== Exercise input

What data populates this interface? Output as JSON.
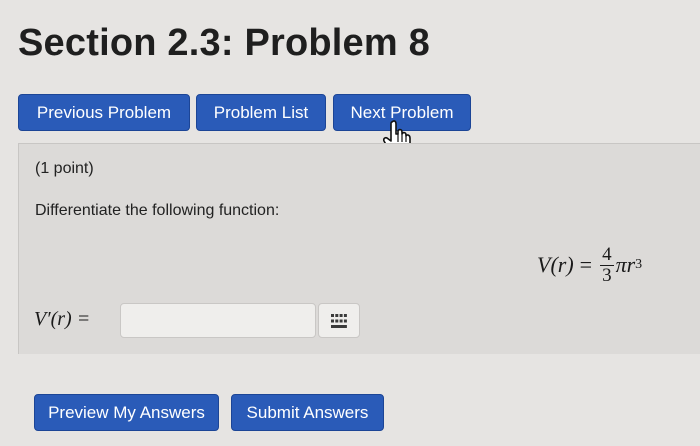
{
  "page": {
    "title": "Section 2.3: Problem 8"
  },
  "nav": {
    "previous_label": "Previous Problem",
    "list_label": "Problem List",
    "next_label": "Next Problem"
  },
  "problem": {
    "points": "(1 point)",
    "instruction": "Differentiate the following function:",
    "function": {
      "lhs": "V(r)",
      "equals": "=",
      "numerator": "4",
      "denominator": "3",
      "tail": "πr",
      "exponent": "3"
    },
    "answer_label": "V′(r) =",
    "answer_value": ""
  },
  "icons": {
    "keypad": "keypad-icon",
    "cursor": "hand-pointer-icon"
  },
  "actions": {
    "preview_label": "Preview My Answers",
    "submit_label": "Submit Answers"
  },
  "colors": {
    "button_bg": "#2a5bb8",
    "button_text": "#ffffff"
  }
}
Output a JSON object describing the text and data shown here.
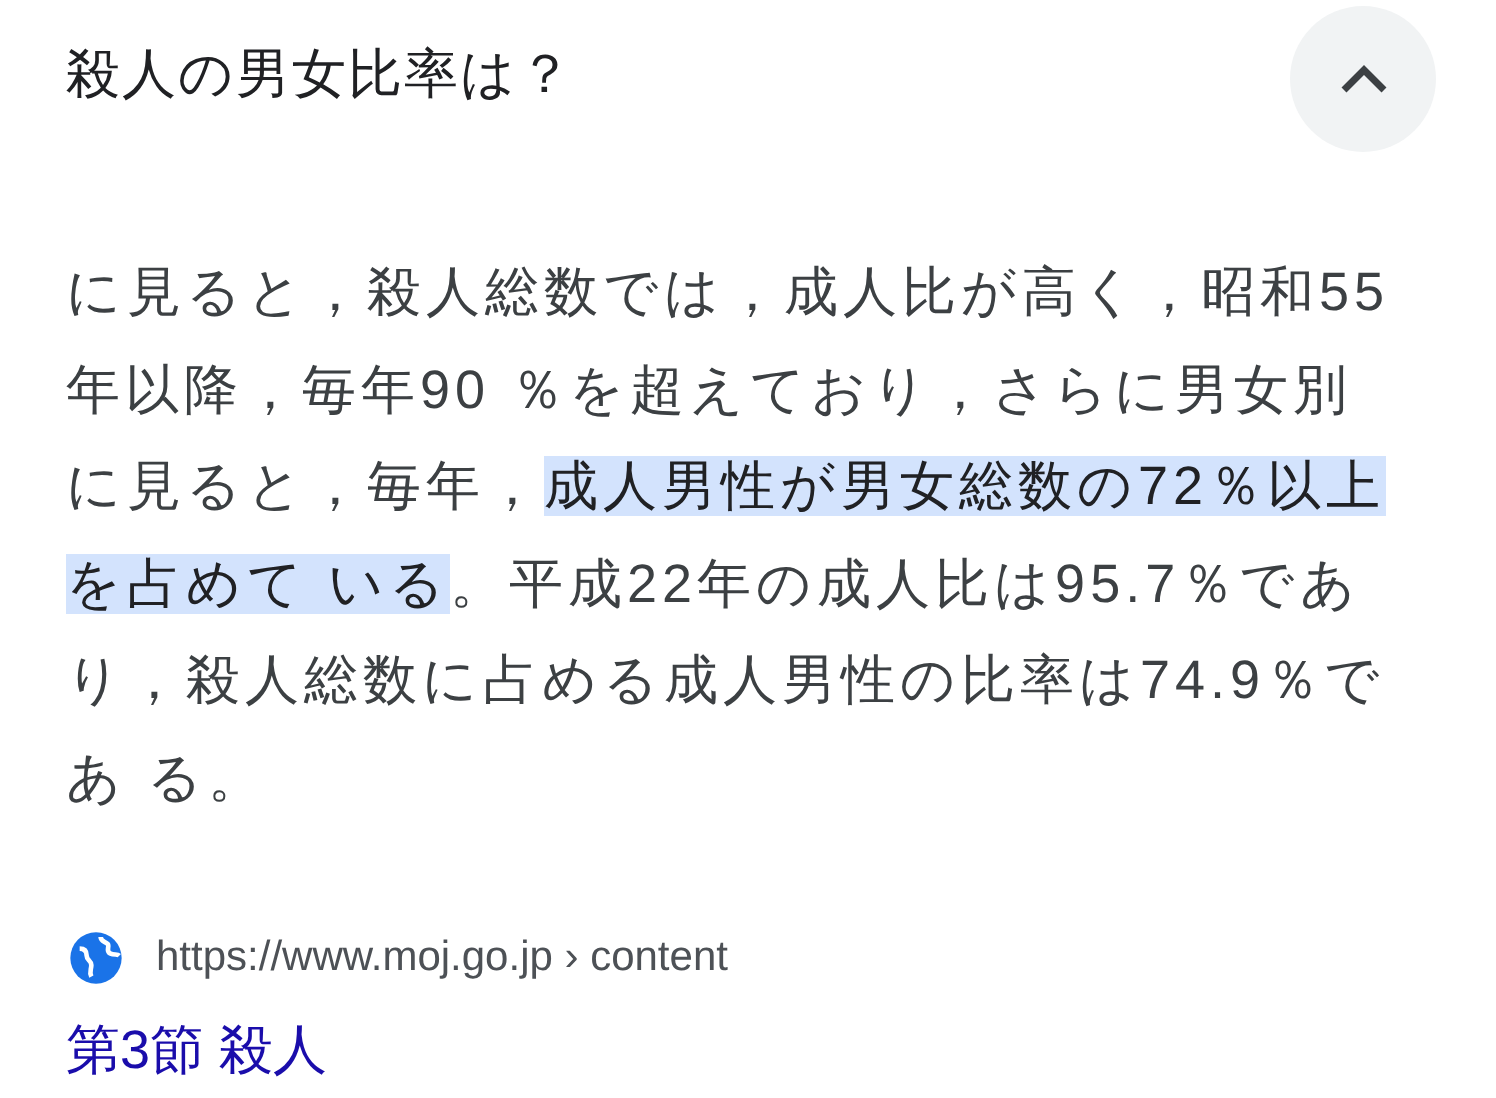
{
  "question": "殺人の男女比率は？",
  "collapse_button": {
    "expanded": true
  },
  "snippet": [
    {
      "text": "に見ると，殺人総数では，成人比が高く，昭和55年以降，毎年90 ％を超えており，さらに男女別に見ると，毎年，",
      "highlighted": false
    },
    {
      "text": "成人男性が男女総数の72％以上を占めて いる",
      "highlighted": true
    },
    {
      "text": "。平成22年の成人比は95.7％であり，殺人総数に占める成人男性の比率は74.9％であ る。",
      "highlighted": false
    }
  ],
  "source": {
    "url": "https://www.moj.go.jp › content",
    "title": "第3節 殺人"
  }
}
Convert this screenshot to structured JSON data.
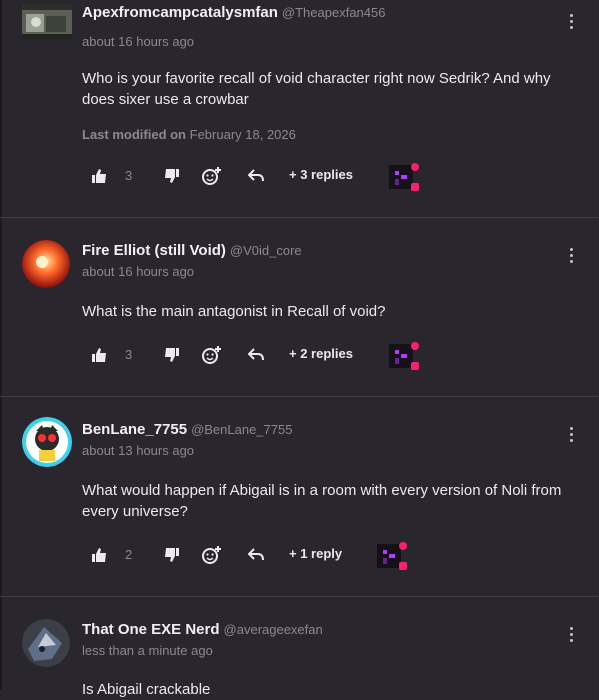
{
  "comments": [
    {
      "username": "Apexfromcampcatalysmfan",
      "handle": "@Theapexfan456",
      "time": "about 16 hours ago",
      "body": "Who is your favorite recall of void character right now Sedrik? And why does sixer use a crowbar",
      "modified_label": "Last modified on",
      "modified_date": "February 18, 2026",
      "likes": "3",
      "replies": "+ 3 replies"
    },
    {
      "username": "Fire Elliot (still Void)",
      "handle": "@V0id_core",
      "time": "about 16 hours ago",
      "body": "What is the main antagonist in Recall of void?",
      "likes": "3",
      "replies": "+ 2 replies"
    },
    {
      "username": "BenLane_7755",
      "handle": "@BenLane_7755",
      "time": "about 13 hours ago",
      "body": "What would happen if Abigail is in a room with every version of Noli from every universe?",
      "likes": "2",
      "replies": "+ 1 reply"
    },
    {
      "username": "That One EXE Nerd",
      "handle": "@averageexefan",
      "time": "less than a minute ago",
      "body": "Is Abigail crackable"
    }
  ],
  "icons": {
    "like": "thumbs-up-icon",
    "dislike": "thumbs-down-icon",
    "react": "add-reaction-icon",
    "reply": "reply-arrow-icon",
    "more": "more-vertical-icon"
  },
  "colors": {
    "background": "#29262d",
    "badge_pink": "#ff1f6e",
    "badge_purple": "#b03cff"
  }
}
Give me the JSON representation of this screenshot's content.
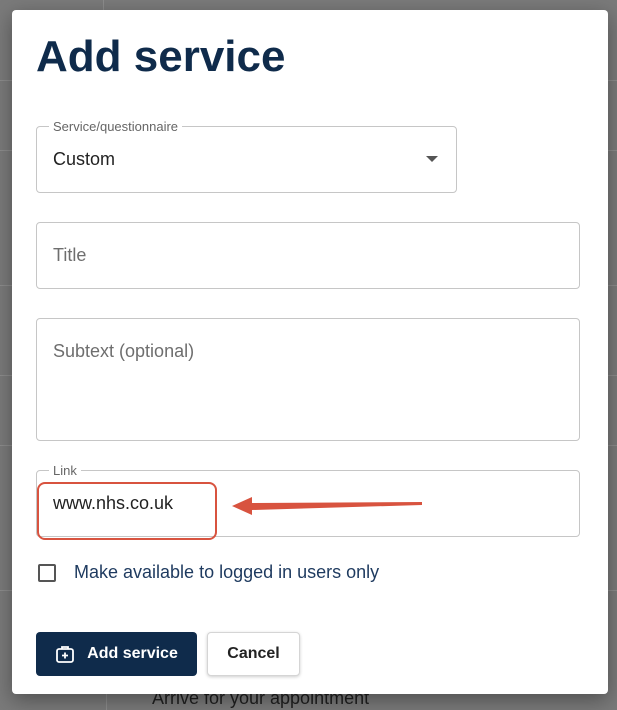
{
  "background": {
    "peek_text": "Arrive for your appointment"
  },
  "dialog": {
    "title": "Add service",
    "service_select": {
      "label": "Service/questionnaire",
      "value": "Custom"
    },
    "title_field": {
      "placeholder": "Title"
    },
    "subtext_field": {
      "placeholder": "Subtext (optional)"
    },
    "link_field": {
      "label": "Link",
      "value": "www.nhs.co.uk"
    },
    "checkbox": {
      "label": "Make available to logged in users only",
      "checked": false
    },
    "buttons": {
      "primary": "Add service",
      "secondary": "Cancel"
    }
  },
  "annotation": {
    "highlight_color": "#d8533f"
  },
  "colors": {
    "brand": "#0f2b4b"
  }
}
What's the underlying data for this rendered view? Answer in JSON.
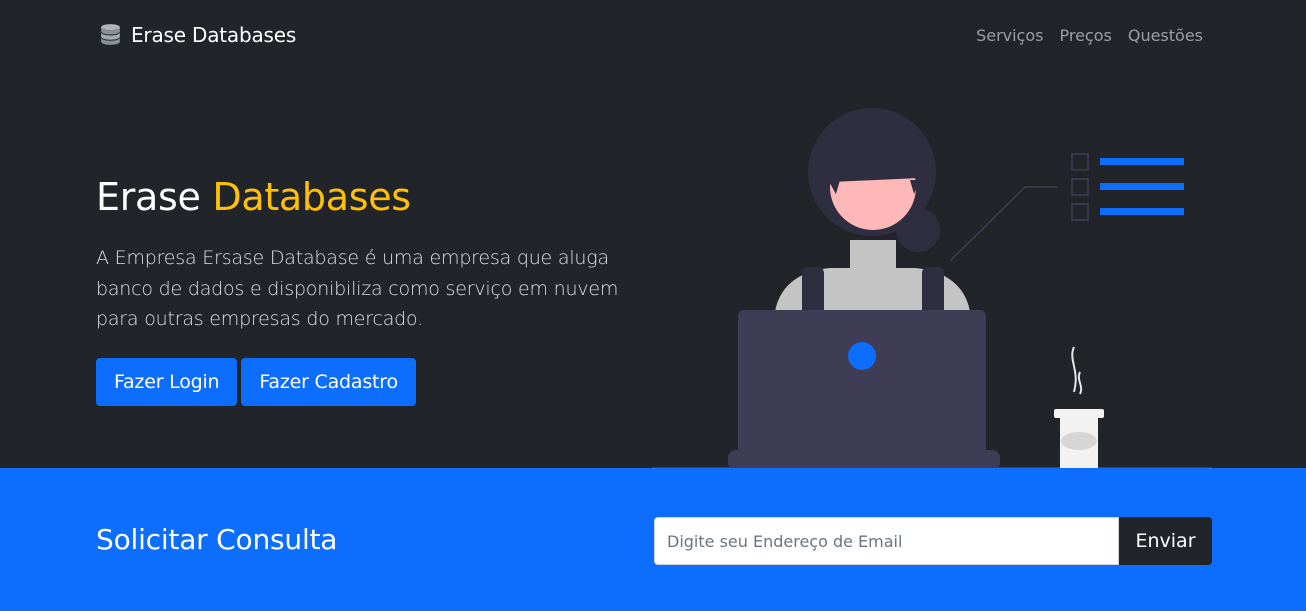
{
  "navbar": {
    "brand_icon": "database-icon",
    "brand_text": "Erase Databases",
    "links": [
      "Serviços",
      "Preços",
      "Questões"
    ]
  },
  "hero": {
    "title_main": "Erase",
    "title_accent": "Databases",
    "description": "A Empresa Ersase Database é uma empresa que aluga banco de dados e disponibiliza como serviço em nuvem para outras empresas do mercado.",
    "login_button": "Fazer Login",
    "signup_button": "Fazer Cadastro"
  },
  "cta": {
    "title": "Solicitar Consulta",
    "email_placeholder": "Digite seu Endereço de Email",
    "email_value": "",
    "send_button": "Enviar"
  },
  "colors": {
    "dark": "#212529",
    "primary": "#0d6efd",
    "accent": "#ffc107"
  }
}
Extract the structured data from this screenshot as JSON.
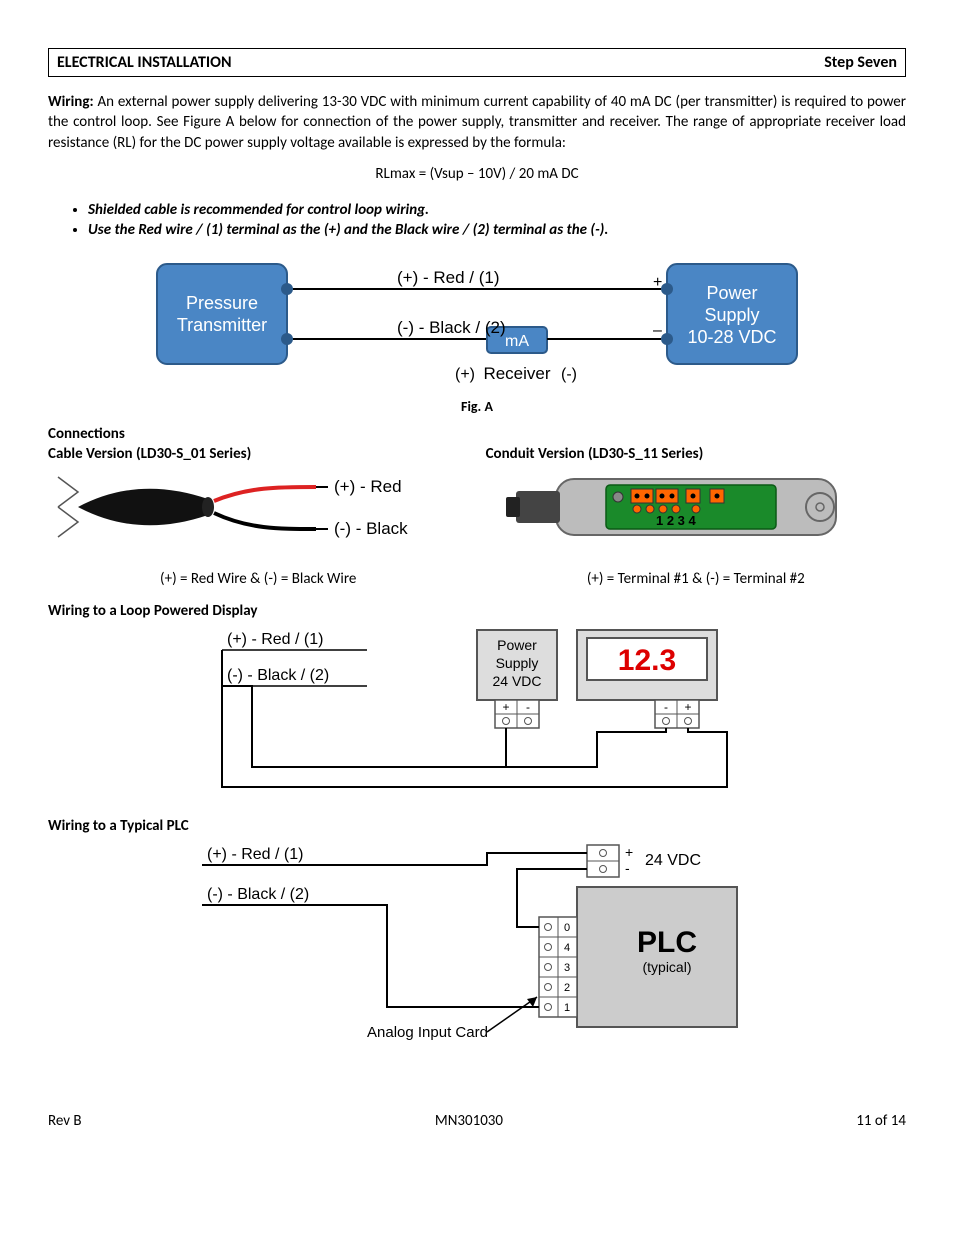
{
  "header": {
    "left": "ELECTRICAL INSTALLATION",
    "right": "Step Seven"
  },
  "wiring_label": "Wiring:",
  "wiring_text": "  An external power supply delivering 13-30 VDC with minimum current capability of 40 mA DC (per transmitter) is required to power the control loop.  See Figure A below for connection of the power supply, transmitter and receiver.  The range of appropriate receiver load resistance (RL) for the DC power supply voltage available is expressed by the formula:",
  "formula": "RLmax = (Vsup – 10V) / 20 mA DC",
  "bullets": [
    "Shielded cable is recommended for control loop wiring.",
    "Use the Red wire / (1) terminal as the (+) and the Black wire / (2) terminal as the (-)."
  ],
  "figA": {
    "transmitter_l1": "Pressure",
    "transmitter_l2": "Transmitter",
    "wire_plus": "(+) - Red / (1)",
    "wire_minus": "(-) - Black / (2)",
    "mA": "mA",
    "receiver": "Receiver",
    "rx_plus": "(+)",
    "rx_minus": "(-)",
    "ps_l1": "Power",
    "ps_l2": "Supply",
    "ps_l3": "10-28 VDC",
    "ps_plus": "+",
    "ps_minus": "–",
    "caption": "Fig. A"
  },
  "connections_title": "Connections",
  "cable": {
    "title": "Cable Version (LD30-S_01 Series)",
    "plus": "(+) - Red",
    "minus": "(-) - Black",
    "legend": "(+) = Red Wire   &   (-) = Black Wire"
  },
  "conduit": {
    "title": "Conduit Version (LD30-S_11 Series)",
    "terms": "1 2 3 4",
    "legend": "(+) = Terminal #1   &   (-) = Terminal #2"
  },
  "loop": {
    "title": "Wiring to a Loop Powered Display",
    "plus": "(+) - Red / (1)",
    "minus": "(-) - Black / (2)",
    "ps_l1": "Power",
    "ps_l2": "Supply",
    "ps_l3": "24 VDC",
    "display": "12.3",
    "tplus": "+",
    "tminus": "-"
  },
  "plc": {
    "title": "Wiring to a Typical PLC",
    "plus": "(+) - Red / (1)",
    "minus": "(-) - Black / (2)",
    "volt": "24 VDC",
    "tplus": "+",
    "tminus": "-",
    "plc_l1": "PLC",
    "plc_l2": "(typical)",
    "aic": "Analog Input Card",
    "ch": [
      "0",
      "4",
      "3",
      "2",
      "1"
    ]
  },
  "footer": {
    "left": "Rev B",
    "center": "MN301030",
    "right": "11 of 14"
  }
}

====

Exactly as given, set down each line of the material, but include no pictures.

What data populates this interface? Output as JSON.
{
  "page": {
    "title": "Section 2.3: Problem 8"
  },
  "nav": {
    "previous_label": "Previous Problem",
    "list_label": "Problem List",
    "next_label": "Next Problem"
  },
  "problem": {
    "points": "(1 point)",
    "instruction": "Differentiate the following function:",
    "function": {
      "lhs": "V(r)",
      "equals": "=",
      "numerator": "4",
      "denominator": "3",
      "tail": "πr",
      "exponent": "3"
    },
    "answer_label": "V′(r) =",
    "answer_value": ""
  },
  "icons": {
    "keypad": "keypad-icon",
    "cursor": "hand-pointer-icon"
  },
  "actions": {
    "preview_label": "Preview My Answers",
    "submit_label": "Submit Answers"
  },
  "colors": {
    "button_bg": "#2a5bb8",
    "button_text": "#ffffff"
  }
}
Output a JSON object describing the text and data shown here.
{
  "question": "殺人の男女比率は？",
  "collapse_button": {
    "expanded": true
  },
  "snippet": [
    {
      "text": "に見ると，殺人総数では，成人比が高く，昭和55年以降，毎年90 ％を超えており，さらに男女別に見ると，毎年，",
      "highlighted": false
    },
    {
      "text": "成人男性が男女総数の72％以上を占めて いる",
      "highlighted": true
    },
    {
      "text": "。平成22年の成人比は95.7％であり，殺人総数に占める成人男性の比率は74.9％であ る。",
      "highlighted": false
    }
  ],
  "source": {
    "url": "https://www.moj.go.jp › content",
    "title": "第3節 殺人"
  }
}
Convert this screenshot to structured JSON data.
{
  "comments": [
    {
      "username": "Apexfromcampcatalysmfan",
      "handle": "@Theapexfan456",
      "time": "about 16 hours ago",
      "body": "Who is your favorite recall of void character right now Sedrik? And why does sixer use a crowbar",
      "modified_label": "Last modified on",
      "modified_date": "February 18, 2026",
      "likes": "3",
      "replies": "+ 3 replies"
    },
    {
      "username": "Fire Elliot (still Void)",
      "handle": "@V0id_core",
      "time": "about 16 hours ago",
      "body": "What is the main antagonist in Recall of void?",
      "likes": "3",
      "replies": "+ 2 replies"
    },
    {
      "username": "BenLane_7755",
      "handle": "@BenLane_7755",
      "time": "about 13 hours ago",
      "body": "What would happen if Abigail is in a room with every version of Noli from every universe?",
      "likes": "2",
      "replies": "+ 1 reply"
    },
    {
      "username": "That One EXE Nerd",
      "handle": "@averageexefan",
      "time": "less than a minute ago",
      "body": "Is Abigail crackable"
    }
  ],
  "icons": {
    "like": "thumbs-up-icon",
    "dislike": "thumbs-down-icon",
    "react": "add-reaction-icon",
    "reply": "reply-arrow-icon",
    "more": "more-vertical-icon"
  },
  "colors": {
    "background": "#29262d",
    "badge_pink": "#ff1f6e",
    "badge_purple": "#b03cff"
  }
}
Give me the JSON representation of this screenshot's content.
{
  "background": {
    "peek_text": "Arrive for your appointment"
  },
  "dialog": {
    "title": "Add service",
    "service_select": {
      "label": "Service/questionnaire",
      "value": "Custom"
    },
    "title_field": {
      "placeholder": "Title"
    },
    "subtext_field": {
      "placeholder": "Subtext (optional)"
    },
    "link_field": {
      "label": "Link",
      "value": "www.nhs.co.uk"
    },
    "checkbox": {
      "label": "Make available to logged in users only",
      "checked": false
    },
    "buttons": {
      "primary": "Add service",
      "secondary": "Cancel"
    }
  },
  "annotation": {
    "highlight_color": "#d8533f"
  },
  "colors": {
    "brand": "#0f2b4b"
  }
}
What's the underlying data for this rendered view? Answer in JSON.
{
  "navbar": {
    "brand_icon": "database-icon",
    "brand_text": "Erase Databases",
    "links": [
      "Serviços",
      "Preços",
      "Questões"
    ]
  },
  "hero": {
    "title_main": "Erase",
    "title_accent": "Databases",
    "description": "A Empresa Ersase Database é uma empresa que aluga banco de dados e disponibiliza como serviço em nuvem para outras empresas do mercado.",
    "login_button": "Fazer Login",
    "signup_button": "Fazer Cadastro"
  },
  "cta": {
    "title": "Solicitar Consulta",
    "email_placeholder": "Digite seu Endereço de Email",
    "email_value": "",
    "send_button": "Enviar"
  },
  "colors": {
    "dark": "#212529",
    "primary": "#0d6efd",
    "accent": "#ffc107"
  }
}
Extract the structured data from this screenshot as JSON.
{
  "header": {
    "left": "ELECTRICAL INSTALLATION",
    "right": "Step Seven"
  },
  "wiring_label": "Wiring:",
  "wiring_text": "  An external power supply delivering 13-30 VDC with minimum current capability of 40 mA DC (per transmitter) is required to power the control loop.  See Figure A below for connection of the power supply, transmitter and receiver.  The range of appropriate receiver load resistance (RL) for the DC power supply voltage available is expressed by the formula:",
  "formula": "RLmax = (Vsup – 10V) / 20 mA DC",
  "bullets": [
    "Shielded cable is recommended for control loop wiring.",
    "Use the Red wire / (1) terminal as the (+) and the Black wire / (2) terminal as the (-)."
  ],
  "figA": {
    "transmitter_l1": "Pressure",
    "transmitter_l2": "Transmitter",
    "wire_plus": "(+) - Red / (1)",
    "wire_minus": "(-) - Black / (2)",
    "mA": "mA",
    "receiver": "Receiver",
    "rx_plus": "(+)",
    "rx_minus": "(-)",
    "ps_l1": "Power",
    "ps_l2": "Supply",
    "ps_l3": "10-28 VDC",
    "ps_plus": "+",
    "ps_minus": "–",
    "caption": "Fig. A"
  },
  "connections_title": "Connections",
  "cable": {
    "title": "Cable Version (LD30-S_01 Series)",
    "plus": "(+) - Red",
    "minus": "(-) - Black",
    "legend": "(+) = Red Wire   &   (-) = Black Wire"
  },
  "conduit": {
    "title": "Conduit Version (LD30-S_11 Series)",
    "terms": "1 2 3 4",
    "legend": "(+) = Terminal #1   &   (-) = Terminal #2"
  },
  "loop": {
    "title": "Wiring to a Loop Powered Display",
    "plus": "(+) - Red / (1)",
    "minus": "(-) - Black / (2)",
    "ps_l1": "Power",
    "ps_l2": "Supply",
    "ps_l3": "24 VDC",
    "display": "12.3",
    "tplus": "+",
    "tminus": "-"
  },
  "plc": {
    "title": "Wiring to a Typical PLC",
    "plus": "(+) - Red / (1)",
    "minus": "(-) - Black / (2)",
    "volt": "24 VDC",
    "tplus": "+",
    "tminus": "-",
    "plc_l1": "PLC",
    "plc_l2": "(typical)",
    "aic": "Analog Input Card",
    "ch": [
      "0",
      "4",
      "3",
      "2",
      "1"
    ]
  },
  "footer": {
    "left": "Rev B",
    "center": "MN301030",
    "right": "11 of 14"
  }
}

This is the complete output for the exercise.